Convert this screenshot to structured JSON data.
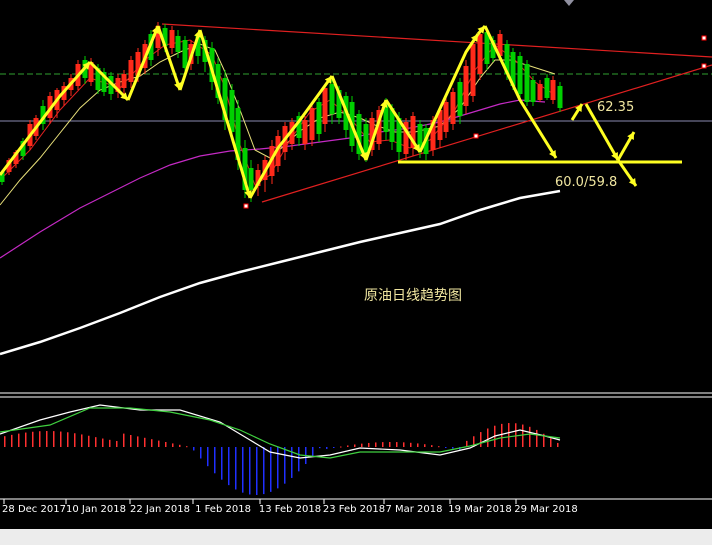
{
  "chart_data": {
    "type": "candlestick",
    "title": "原油日线趋势图",
    "x_ticks": [
      "28 Dec 2017",
      "10 Jan 2018",
      "22 Jan 2018",
      "1 Feb 2018",
      "13 Feb 2018",
      "23 Feb 2018",
      "7 Mar 2018",
      "19 Mar 2018",
      "29 Mar 2018"
    ],
    "annotations": {
      "resistance": "62.35",
      "support": "60.0/59.8"
    },
    "grid": false,
    "background": "#000000",
    "colors": {
      "up": "#ff2a1a",
      "down": "#00d000",
      "trend_arrows": "#ffff22",
      "prediction_arrows": "#ffff22",
      "resistance_line": "#e02020",
      "support_line": "#ffff22",
      "ema_fast": "#e8e07a",
      "ema_mid": "#c42ac4",
      "ema_slow": "#ffffff",
      "macd_line": "#ffffff",
      "signal_line": "#40d040",
      "hist_pos": "#ff3030",
      "hist_neg": "#2030ff",
      "dashed_level": "#30a030"
    },
    "indicators": [
      "price",
      "moving_averages",
      "macd"
    ]
  }
}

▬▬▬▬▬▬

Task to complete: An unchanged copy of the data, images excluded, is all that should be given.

Response box:
Convert this screenshot to structured JSON data.
{
  "chart_data": {
    "type": "candlestick",
    "title": "原油日线趋势图",
    "x_ticks": [
      "28 Dec 2017",
      "10 Jan 2018",
      "22 Jan 2018",
      "1 Feb 2018",
      "13 Feb 2018",
      "23 Feb 2018",
      "7 Mar 2018",
      "19 Mar 2018",
      "29 Mar 2018"
    ],
    "annotations": {
      "resistance": "62.35",
      "support": "60.0/59.8"
    },
    "grid": false,
    "background": "#000000",
    "colors": {
      "up": "#ff2a1a",
      "down": "#00d000",
      "trend_arrows": "#ffff22",
      "prediction_arrows": "#ffff22",
      "resistance_line": "#e02020",
      "support_line": "#ffff22",
      "ema_fast": "#e8e07a",
      "ema_mid": "#c42ac4",
      "ema_slow": "#ffffff",
      "macd_line": "#ffffff",
      "signal_line": "#40d040",
      "hist_pos": "#ff3030",
      "hist_neg": "#2030ff",
      "dashed_level": "#30a030"
    },
    "indicators": [
      "price",
      "moving_averages",
      "macd"
    ]
  }
}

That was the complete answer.